Police said Emily Ann Wicks was found at a Dallas apartment complex by a Good Samaritan who thought she looked out of place.
A wider search for Emily was prompted after family and friends failed to hear from her for a week. After releasing images and a statement of their search Monday afternoon, police said Wicks returned home just after 5 a.m.
"I'm just thanking God and thanking everyone who helped look for her," said Penelope Wicks, Emily's mother, in an early-morning interview with WFAA. "We will find the guy who did this to her."
Wicks mother told authorities the teen had been with a stranger for the last few days, but further details were not revealed. She was said to be shaken up, but in good condition.
"We just know she made a bad choice by getting into the car with someone she didn't know," Wicks said. "And then they held her and gave her to someone else. And, finally tonight, they released her and we awoke at a little after five to her banging on the door trying to get in."
Tuesday afternoon, police talked with the teen in their search for more answers.
"It appears that she went on her own free will initially," an Irving spokesman said. "However, we do not know what took place during those seven days. Parents, friends and no one else had contact with her at all, which is not normal for a 13-year-old."
Prior to her discovery, authorities said Humberto Lorenzo Corona of Irving and Todge Varsia Thurman of Dallas, both 20, were the last to be seen with the teen. They were in custody at the Irving jail charged with unlawful restraint — but not with Emily's disappearance.

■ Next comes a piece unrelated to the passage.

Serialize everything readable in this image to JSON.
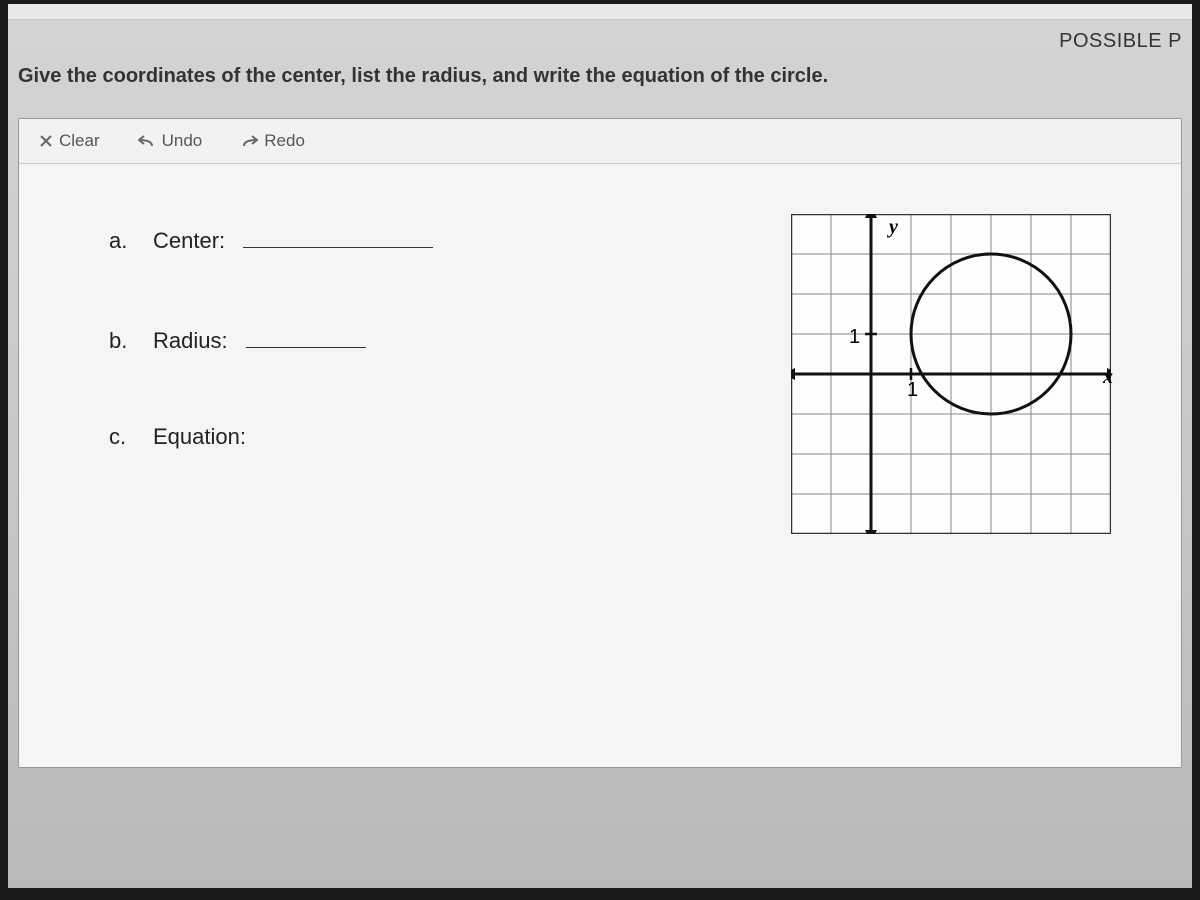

It was not clear whether the men were cooperating with investigators, but in a jailhouse interview, Corona denied holding Emily against her will.
"She was free to go all the time; she never asked to leave," he said.
Police said charges could still be upgraded against the two men who were arrested, and they were looking into the possibility that there may be other persons of interest involved in the teen's extended disappearance.
Emily's mother told News 8 her daughter was last seen at a basketball game at Lamar Middle School last Monday. Wicks said Emily had wanted to get a tattoo, and the man sitting behind her said he could help.
"He said, 'If you come with me, I'll give you a tattoo,' and Emily got in the car with him and it's on school video surveillance," Wicks said.
The security cameras showed Emily leaving the school with two men in a sport utility vehicle. Her purse was discovered in the SUV.
"I think that she made a bad decision," Wicks said. "She got in that vehicle and then something terrible happened to her."
Court documents said the two men brought Emily to a vacant apartment. According to an arrest warrant, she was then brought to Corona's apartment, where his mother told News 8 the girl seemed fine.
"When a friend of theirs picked them up, the girl didn't look like she was frightened or anything, so she wasn't held against her will," the woman said.
But no one knows where Emily went from there.
Asked whether her son hurt the 13-year-old, Corona's mother said, "No, he did not."
The seventh-grader had no money and no phone.
"My gut tells me that we're going to find my child and bring her home safe," said Emily's father, Larry Wicks. "I'll never give up hope."